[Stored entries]
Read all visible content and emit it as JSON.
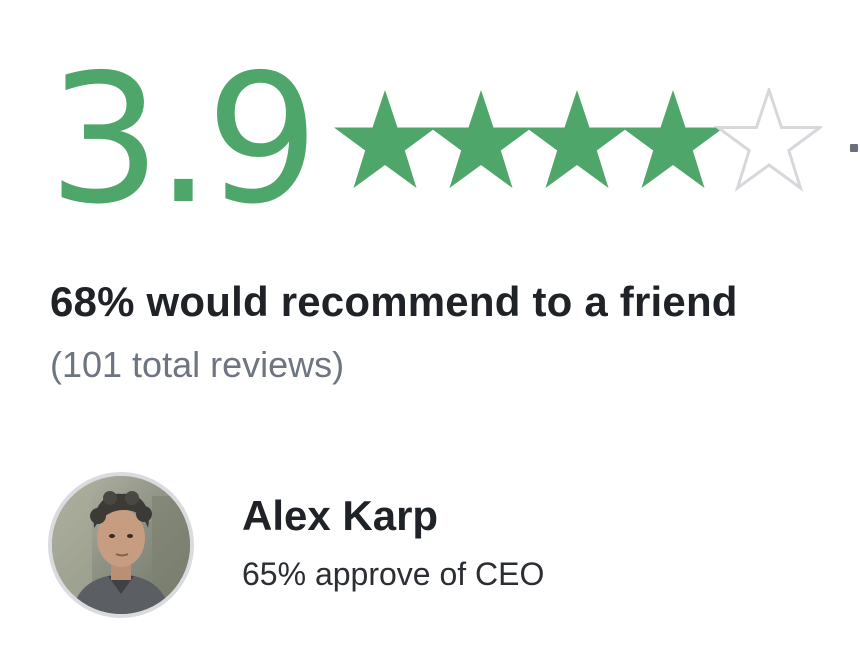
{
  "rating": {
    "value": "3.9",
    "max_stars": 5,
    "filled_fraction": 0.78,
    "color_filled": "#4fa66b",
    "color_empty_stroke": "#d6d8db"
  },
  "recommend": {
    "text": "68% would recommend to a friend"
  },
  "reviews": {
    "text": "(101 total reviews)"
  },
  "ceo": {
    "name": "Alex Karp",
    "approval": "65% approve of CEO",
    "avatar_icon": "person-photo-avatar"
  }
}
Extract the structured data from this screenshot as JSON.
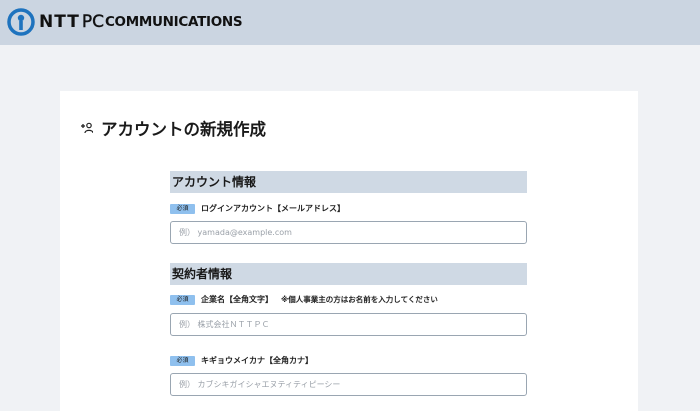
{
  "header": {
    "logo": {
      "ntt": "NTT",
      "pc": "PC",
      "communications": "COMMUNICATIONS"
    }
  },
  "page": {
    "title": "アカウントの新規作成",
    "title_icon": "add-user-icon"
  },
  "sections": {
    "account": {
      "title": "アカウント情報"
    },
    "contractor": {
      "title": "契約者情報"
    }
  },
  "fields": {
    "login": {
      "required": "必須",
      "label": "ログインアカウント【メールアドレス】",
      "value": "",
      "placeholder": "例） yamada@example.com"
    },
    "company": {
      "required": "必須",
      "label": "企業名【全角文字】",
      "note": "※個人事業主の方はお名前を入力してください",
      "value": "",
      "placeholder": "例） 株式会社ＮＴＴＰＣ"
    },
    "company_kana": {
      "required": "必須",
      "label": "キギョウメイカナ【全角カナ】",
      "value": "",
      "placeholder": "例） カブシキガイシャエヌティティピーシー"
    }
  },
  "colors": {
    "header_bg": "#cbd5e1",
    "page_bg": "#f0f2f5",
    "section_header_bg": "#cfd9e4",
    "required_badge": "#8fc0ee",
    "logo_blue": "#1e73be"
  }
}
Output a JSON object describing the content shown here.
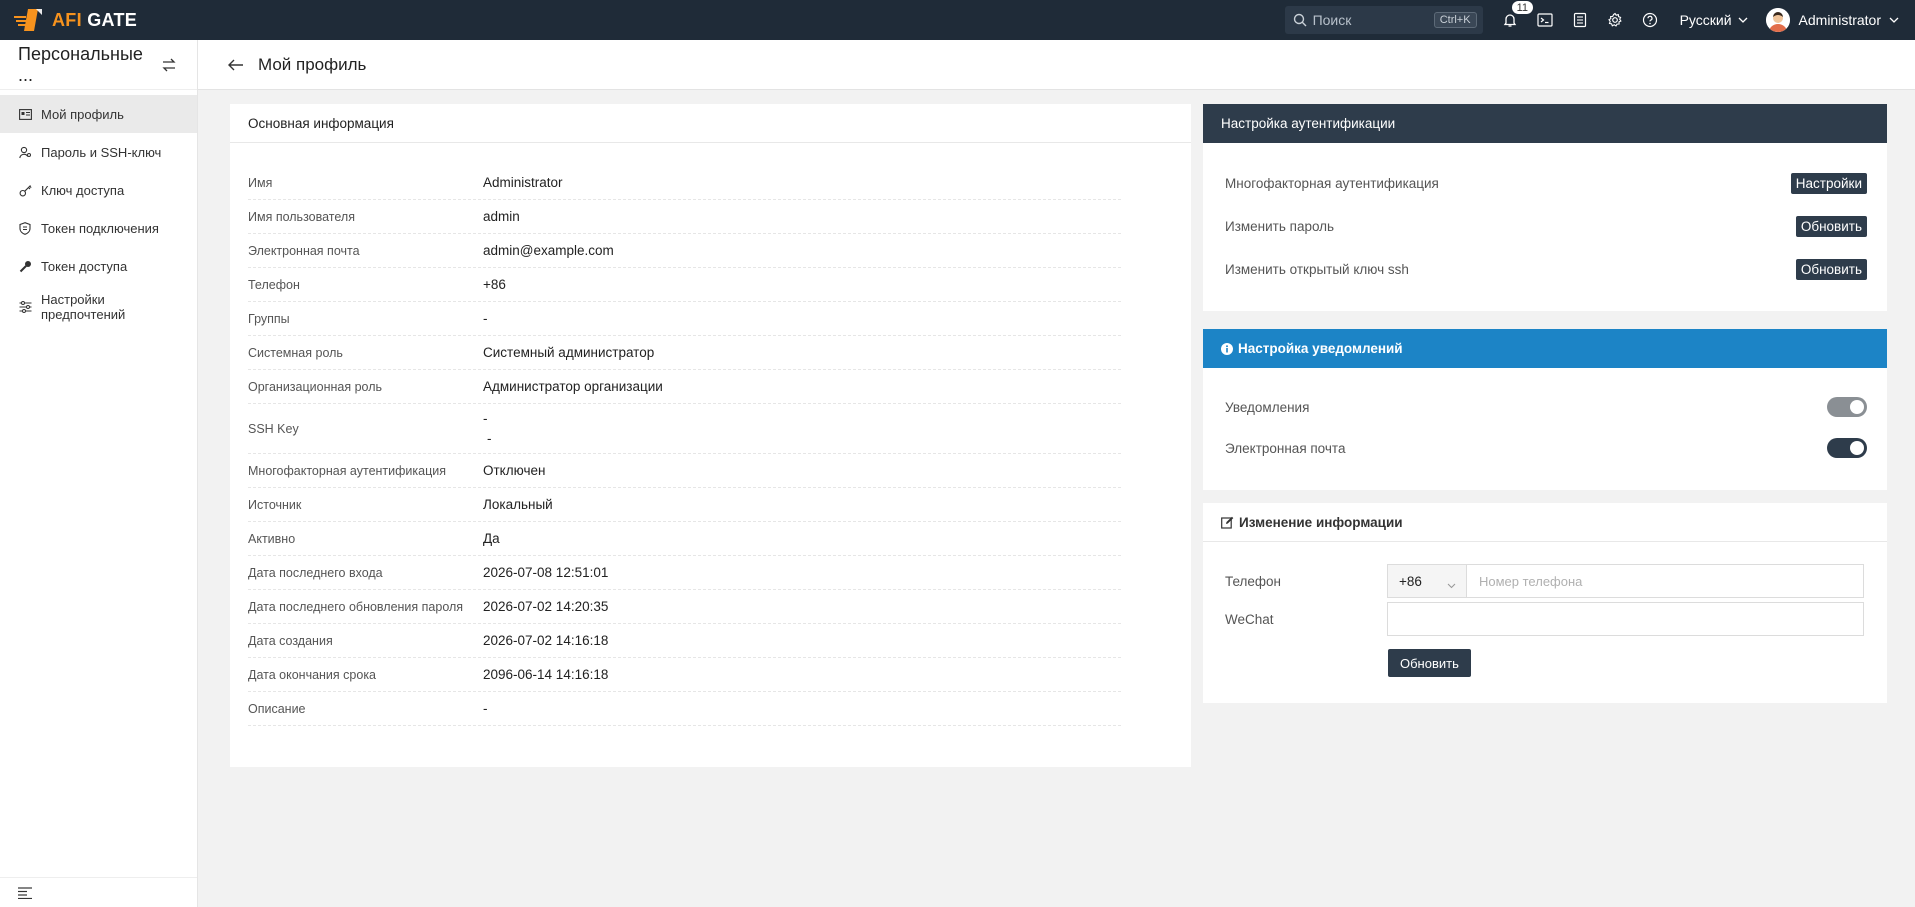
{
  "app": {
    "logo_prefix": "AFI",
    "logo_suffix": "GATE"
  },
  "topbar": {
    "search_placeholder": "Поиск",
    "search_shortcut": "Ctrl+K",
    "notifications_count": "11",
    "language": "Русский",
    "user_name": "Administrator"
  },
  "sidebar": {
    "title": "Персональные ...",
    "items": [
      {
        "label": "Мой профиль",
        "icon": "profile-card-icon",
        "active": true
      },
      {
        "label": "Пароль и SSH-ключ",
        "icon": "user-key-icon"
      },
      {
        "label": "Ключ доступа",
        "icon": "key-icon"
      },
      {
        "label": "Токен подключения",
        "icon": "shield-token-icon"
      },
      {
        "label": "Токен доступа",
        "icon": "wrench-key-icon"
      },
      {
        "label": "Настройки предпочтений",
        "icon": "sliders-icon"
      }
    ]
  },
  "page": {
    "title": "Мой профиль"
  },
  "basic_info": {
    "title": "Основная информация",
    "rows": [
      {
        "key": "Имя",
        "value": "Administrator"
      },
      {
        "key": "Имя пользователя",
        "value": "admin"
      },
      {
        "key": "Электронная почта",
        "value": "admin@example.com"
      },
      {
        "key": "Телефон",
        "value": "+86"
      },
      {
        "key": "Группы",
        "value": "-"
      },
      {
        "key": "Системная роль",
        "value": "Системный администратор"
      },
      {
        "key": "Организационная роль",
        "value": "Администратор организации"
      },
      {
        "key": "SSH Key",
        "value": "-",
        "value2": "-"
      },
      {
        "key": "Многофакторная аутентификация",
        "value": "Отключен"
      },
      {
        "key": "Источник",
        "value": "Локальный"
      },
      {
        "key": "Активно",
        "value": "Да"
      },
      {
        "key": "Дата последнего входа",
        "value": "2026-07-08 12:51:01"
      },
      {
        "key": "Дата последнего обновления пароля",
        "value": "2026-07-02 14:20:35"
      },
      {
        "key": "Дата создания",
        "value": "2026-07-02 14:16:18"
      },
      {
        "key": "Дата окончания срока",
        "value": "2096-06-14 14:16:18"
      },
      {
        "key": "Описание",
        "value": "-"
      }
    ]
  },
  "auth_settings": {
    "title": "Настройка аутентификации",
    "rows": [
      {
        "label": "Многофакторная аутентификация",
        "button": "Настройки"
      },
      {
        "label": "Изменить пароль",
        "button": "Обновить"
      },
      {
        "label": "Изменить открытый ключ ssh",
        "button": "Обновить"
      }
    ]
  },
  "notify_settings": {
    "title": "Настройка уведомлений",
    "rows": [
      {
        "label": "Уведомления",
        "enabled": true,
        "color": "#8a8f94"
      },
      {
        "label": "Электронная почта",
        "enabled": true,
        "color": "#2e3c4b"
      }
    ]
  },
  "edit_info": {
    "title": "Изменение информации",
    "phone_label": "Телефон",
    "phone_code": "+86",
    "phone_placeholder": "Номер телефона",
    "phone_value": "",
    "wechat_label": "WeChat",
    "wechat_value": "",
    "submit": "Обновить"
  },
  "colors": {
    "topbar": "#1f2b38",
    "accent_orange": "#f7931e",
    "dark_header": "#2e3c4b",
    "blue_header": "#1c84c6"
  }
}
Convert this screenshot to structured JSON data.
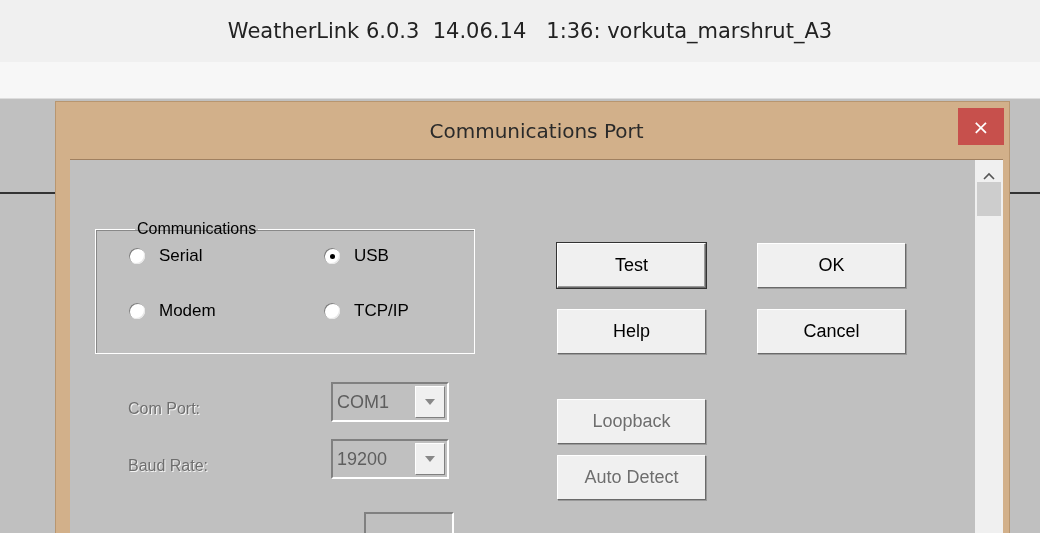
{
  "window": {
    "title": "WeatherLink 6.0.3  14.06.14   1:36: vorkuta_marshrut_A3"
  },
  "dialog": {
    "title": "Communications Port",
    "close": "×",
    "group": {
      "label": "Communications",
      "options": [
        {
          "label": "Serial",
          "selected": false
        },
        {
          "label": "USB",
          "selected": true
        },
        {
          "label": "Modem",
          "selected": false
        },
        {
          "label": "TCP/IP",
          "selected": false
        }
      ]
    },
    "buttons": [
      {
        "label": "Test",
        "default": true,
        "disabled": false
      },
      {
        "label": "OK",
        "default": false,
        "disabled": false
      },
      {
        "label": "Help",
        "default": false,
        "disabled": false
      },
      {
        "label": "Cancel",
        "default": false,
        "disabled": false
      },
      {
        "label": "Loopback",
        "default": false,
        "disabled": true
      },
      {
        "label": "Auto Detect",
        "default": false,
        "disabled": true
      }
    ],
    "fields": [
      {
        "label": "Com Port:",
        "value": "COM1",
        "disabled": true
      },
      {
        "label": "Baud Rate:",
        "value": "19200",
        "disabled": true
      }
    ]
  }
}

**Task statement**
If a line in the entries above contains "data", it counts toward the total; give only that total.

**Answer for this exercise**
2